Explore the new index through an interactive world map on OPHI’s website.

More than just football?

Time will tell if the World Cup will bring lasting changes for this boy and his fellow Africans. Photo: © Jason Wojciechowski (

This piece was posted by Communications Intern Hilde Faugli.

The first World Cup to be hosted on the African continent ended with no African teams reaching the final stages. But does that leave Africa with nothing? Former South African President Thabo Mbeki’s aspirations for the event were by no means small.  In a letter to FIFA President Sepp Blatter, released in 2003, Mbeki said South Africa wanted to stage an event that will send ripples of confidence from the Cape to Cairo, an event that will create social and economic opportunities throughout Africa.
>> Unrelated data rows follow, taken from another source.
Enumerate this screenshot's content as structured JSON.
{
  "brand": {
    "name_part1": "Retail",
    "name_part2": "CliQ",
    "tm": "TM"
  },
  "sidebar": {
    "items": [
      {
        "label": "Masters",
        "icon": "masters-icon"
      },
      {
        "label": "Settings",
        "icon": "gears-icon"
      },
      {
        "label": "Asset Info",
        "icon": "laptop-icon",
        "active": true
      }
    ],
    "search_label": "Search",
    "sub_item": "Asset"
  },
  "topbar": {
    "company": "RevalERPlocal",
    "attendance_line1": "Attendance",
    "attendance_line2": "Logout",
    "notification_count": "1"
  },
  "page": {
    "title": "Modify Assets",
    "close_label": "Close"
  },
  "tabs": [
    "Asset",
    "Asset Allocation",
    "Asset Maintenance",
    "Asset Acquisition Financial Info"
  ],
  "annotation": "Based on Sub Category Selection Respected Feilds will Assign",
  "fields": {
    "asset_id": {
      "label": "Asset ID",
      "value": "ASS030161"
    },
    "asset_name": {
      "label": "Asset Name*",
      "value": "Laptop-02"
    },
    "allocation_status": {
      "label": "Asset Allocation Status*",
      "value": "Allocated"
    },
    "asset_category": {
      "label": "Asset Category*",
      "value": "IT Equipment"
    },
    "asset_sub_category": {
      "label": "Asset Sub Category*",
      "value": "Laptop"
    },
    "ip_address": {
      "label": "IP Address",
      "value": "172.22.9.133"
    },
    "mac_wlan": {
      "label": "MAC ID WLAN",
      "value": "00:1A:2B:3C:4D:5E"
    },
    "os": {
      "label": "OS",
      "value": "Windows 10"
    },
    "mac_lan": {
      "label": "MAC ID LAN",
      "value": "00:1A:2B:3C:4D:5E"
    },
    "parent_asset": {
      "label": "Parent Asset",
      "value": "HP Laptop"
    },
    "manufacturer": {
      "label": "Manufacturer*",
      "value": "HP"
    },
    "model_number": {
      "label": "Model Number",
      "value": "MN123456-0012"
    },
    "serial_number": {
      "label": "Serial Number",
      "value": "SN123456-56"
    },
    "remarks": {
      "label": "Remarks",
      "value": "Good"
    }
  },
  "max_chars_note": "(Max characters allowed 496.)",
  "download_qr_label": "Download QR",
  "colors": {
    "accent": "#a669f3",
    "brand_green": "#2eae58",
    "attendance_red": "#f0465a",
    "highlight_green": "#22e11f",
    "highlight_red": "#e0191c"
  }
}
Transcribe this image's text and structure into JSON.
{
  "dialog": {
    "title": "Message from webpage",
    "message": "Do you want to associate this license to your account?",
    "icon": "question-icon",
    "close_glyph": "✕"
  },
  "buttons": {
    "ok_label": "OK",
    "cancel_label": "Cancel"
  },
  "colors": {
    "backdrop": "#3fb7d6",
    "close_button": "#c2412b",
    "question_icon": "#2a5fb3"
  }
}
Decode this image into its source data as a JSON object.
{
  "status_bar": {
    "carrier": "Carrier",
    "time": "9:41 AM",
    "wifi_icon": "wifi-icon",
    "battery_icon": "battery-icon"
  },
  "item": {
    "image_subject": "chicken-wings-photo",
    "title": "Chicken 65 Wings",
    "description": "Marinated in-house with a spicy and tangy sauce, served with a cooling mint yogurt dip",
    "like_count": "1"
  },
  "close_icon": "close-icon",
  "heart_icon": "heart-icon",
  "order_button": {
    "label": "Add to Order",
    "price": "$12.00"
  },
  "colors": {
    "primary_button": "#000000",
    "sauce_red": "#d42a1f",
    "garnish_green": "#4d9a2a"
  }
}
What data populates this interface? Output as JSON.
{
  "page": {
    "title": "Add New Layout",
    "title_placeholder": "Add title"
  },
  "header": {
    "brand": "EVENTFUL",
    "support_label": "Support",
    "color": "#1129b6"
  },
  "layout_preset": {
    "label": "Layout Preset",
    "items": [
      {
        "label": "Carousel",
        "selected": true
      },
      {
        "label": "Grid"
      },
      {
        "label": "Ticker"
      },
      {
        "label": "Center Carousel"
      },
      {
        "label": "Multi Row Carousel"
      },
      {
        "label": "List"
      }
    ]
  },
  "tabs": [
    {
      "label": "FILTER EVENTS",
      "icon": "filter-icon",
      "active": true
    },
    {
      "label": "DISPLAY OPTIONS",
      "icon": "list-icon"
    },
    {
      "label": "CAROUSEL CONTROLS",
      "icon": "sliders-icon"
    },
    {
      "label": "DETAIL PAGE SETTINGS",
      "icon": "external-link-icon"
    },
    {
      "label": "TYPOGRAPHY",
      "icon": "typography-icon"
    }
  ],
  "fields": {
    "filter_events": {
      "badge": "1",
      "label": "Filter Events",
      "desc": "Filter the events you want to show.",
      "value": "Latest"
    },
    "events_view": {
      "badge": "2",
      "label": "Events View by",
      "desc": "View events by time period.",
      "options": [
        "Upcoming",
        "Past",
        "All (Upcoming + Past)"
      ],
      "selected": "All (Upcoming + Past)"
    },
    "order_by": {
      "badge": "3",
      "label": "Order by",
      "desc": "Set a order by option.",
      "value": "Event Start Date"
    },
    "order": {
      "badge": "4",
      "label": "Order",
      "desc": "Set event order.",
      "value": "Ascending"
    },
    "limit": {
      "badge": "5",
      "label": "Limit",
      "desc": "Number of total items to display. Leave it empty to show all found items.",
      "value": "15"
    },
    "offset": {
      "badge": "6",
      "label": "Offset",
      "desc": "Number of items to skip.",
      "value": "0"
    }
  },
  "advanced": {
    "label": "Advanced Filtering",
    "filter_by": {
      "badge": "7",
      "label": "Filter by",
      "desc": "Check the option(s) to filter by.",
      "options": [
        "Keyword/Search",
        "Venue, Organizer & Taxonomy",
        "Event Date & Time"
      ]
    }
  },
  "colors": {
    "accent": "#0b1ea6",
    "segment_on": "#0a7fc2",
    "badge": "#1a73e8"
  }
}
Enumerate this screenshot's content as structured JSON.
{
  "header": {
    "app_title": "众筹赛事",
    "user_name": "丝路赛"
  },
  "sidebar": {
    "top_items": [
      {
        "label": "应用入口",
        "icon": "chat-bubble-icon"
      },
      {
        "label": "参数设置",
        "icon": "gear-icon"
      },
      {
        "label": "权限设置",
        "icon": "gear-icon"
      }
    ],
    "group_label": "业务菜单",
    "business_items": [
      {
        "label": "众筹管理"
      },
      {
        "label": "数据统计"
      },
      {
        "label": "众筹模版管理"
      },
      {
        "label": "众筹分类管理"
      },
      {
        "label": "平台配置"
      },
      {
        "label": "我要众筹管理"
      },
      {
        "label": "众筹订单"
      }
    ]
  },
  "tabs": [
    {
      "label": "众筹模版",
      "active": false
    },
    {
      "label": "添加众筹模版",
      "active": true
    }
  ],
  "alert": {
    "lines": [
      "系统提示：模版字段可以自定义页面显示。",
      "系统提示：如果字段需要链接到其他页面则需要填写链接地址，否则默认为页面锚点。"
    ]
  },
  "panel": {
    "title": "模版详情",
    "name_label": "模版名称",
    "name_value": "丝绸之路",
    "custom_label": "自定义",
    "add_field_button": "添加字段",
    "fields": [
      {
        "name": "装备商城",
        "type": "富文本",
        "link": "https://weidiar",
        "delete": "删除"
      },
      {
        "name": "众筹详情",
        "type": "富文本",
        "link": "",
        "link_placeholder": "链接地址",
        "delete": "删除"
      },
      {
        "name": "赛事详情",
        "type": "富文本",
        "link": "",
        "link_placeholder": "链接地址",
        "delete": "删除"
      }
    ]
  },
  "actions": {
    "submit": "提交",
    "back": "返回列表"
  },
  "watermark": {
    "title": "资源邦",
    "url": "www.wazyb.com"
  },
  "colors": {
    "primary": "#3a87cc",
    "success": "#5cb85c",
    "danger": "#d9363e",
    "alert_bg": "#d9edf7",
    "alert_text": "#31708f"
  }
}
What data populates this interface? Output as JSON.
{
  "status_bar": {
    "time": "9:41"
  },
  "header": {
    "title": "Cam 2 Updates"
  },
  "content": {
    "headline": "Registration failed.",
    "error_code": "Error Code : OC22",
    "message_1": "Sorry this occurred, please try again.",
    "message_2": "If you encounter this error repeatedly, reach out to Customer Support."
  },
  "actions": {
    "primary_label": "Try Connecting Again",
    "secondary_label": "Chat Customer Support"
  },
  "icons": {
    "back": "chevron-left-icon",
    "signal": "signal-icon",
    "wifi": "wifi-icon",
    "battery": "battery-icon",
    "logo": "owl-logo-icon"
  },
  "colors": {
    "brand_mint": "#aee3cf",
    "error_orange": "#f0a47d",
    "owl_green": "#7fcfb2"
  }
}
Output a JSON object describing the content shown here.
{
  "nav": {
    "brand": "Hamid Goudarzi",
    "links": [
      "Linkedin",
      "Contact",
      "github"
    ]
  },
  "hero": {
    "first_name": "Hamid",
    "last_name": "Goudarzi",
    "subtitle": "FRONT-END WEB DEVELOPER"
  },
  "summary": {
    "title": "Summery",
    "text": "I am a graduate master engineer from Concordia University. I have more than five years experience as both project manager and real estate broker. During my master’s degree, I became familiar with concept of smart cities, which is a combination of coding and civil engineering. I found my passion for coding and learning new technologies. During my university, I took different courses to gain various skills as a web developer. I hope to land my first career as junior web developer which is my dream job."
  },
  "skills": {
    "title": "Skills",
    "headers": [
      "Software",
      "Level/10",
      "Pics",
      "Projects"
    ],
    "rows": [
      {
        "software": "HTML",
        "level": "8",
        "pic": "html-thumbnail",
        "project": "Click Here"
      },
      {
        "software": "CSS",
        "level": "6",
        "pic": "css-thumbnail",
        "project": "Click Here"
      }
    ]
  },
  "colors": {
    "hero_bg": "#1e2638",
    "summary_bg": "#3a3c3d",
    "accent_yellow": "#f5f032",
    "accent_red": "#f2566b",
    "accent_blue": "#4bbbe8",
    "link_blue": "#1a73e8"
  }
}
Whether the World Cup will leave a lasting, and positive legacy for Africa is a question not easily answered, and may be one more for the future to respond to rather than the present. South Africa has proved that it certainly has the infrastructure to host such a huge tournament. However, for development to take place, most African countries are in need of investment in many areas; education, health, infrastructure, agriculture to mention a few. Sports cannot go it all alone. Maybe the momentum that the world cup has brought with it will encourage governments, private actors and organizations to foster development in the continent.

Nevertheless, what I think might be the biggest benefit of the World Cup is the chance to see a bit of a different image of Africa than the one we are usually presented with. It has shown that South Africa, and Africa in general much more than just violence, instability, famine and safaris – although that rarely comes across in day-to-day media coverage of the region.

The World Cup has highlighted the fact that Africa is full of talented, creative and truly capable people. Over the past 50 years Find Your Feet’s experience in Southern Africa has proved this only too clearly. Indeed Find Your Feet’s approach to agriculture is based on the understanding that small holder farmers themselves have all the knowledge and the creativity necessary to farm successfully, as demonstrated by our successful lead farmer programme in Malawi.  We are soon going to return to Zimbabwe, a country in dire need of reconstruction. We’ll be replicating our lead farmer approach here because we believe that Zimbabwe’s reconstruction can be best achieved through an agriculture that is underpinned by the experience of Zimbabwe’s farmers themselves.  We are certain that more co-operation with people and organizations on the ground in Africa can lead to important changes for individuals and communities.